When we think of Ahmaud Arbery, out for a jog in his south Georgia neighborhood, chased, corralled and gunned downed by armed white residents in trucks, how can we help but recall the lynching of Emmett Till in Mississippi in 1955 or of Manley McCauley here in Orange County in 1898? And we know there have been thousands of others killed just as unjustly and senselessly over the course of our history.
These are not disconnected, isolated incidents of senseless violence against black and brown Americans. Rather, they are connected by racism and the on-going devaluation of black and brown bodies and lives. In recognition of history repeating itself yet again and the need to redress the systems of power, positions of authority and the treatment of people of color, we highlight the need to critically examine the role of racial bias and institutional racism in our community. We stand for justice and for the equitable treatment of black and brown people.

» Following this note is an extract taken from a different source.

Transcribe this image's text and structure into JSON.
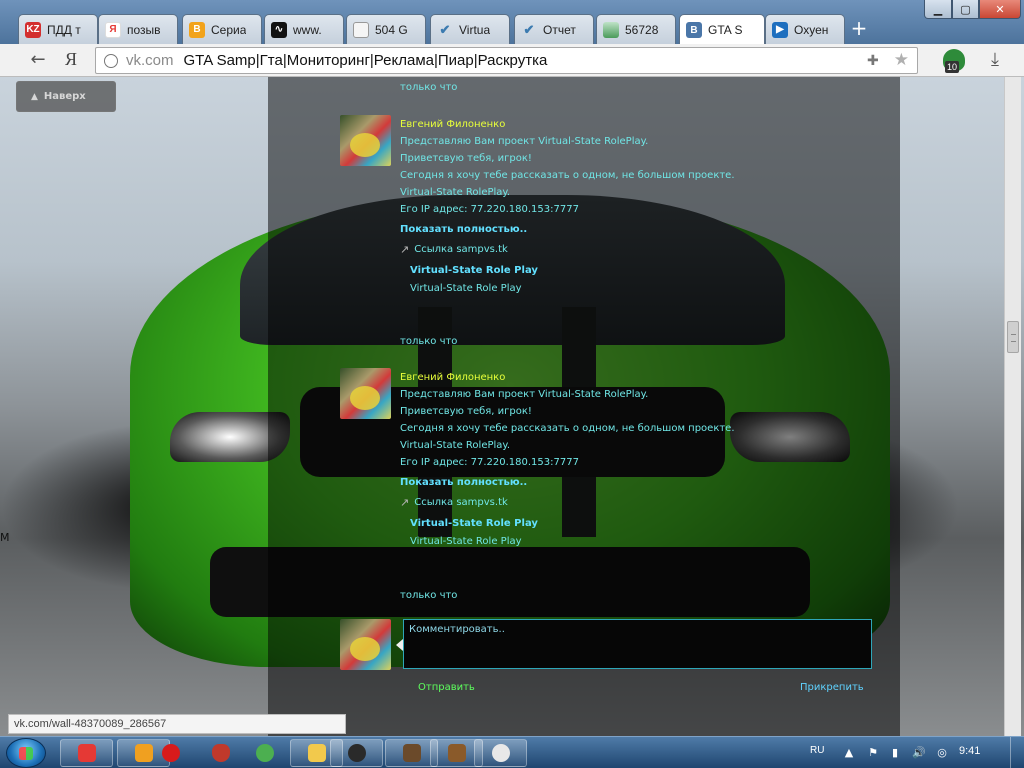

This is taking place in the context of a global pandemic that has further exposed our country’s inequities. Nationally, blacks are dying at rates that are nearly double their proportion of the population. Racial and ethnic disparities in COVID-19 infection and death are the result of pre-pandemic realities and demonstrate a legacy of structural discrimination that has limited access to health care, safe housing, and economic opportunity for people of color. The history of inequity repeats itself.
It is heartening that our community has already collaborated in getting critical assistance to our most vulnerable, for example, providing temporary housing assistance, and distributing food and face masks. However, these extraordinary times require us to do even more, to dismantle the structural racism and poverty, which have gripped our society since before the founding of our country.
We are in desperate, challenging times that require us to band together as a nation and as a community. The Town of Chapel Hill and its police are deeply committed to fostering trust, respect, human dignity and equality. As representatives of local government, we are committed to ensuring public safety, public health, and a community in which all people are free to thrive and to live their lives without fear. Thank you.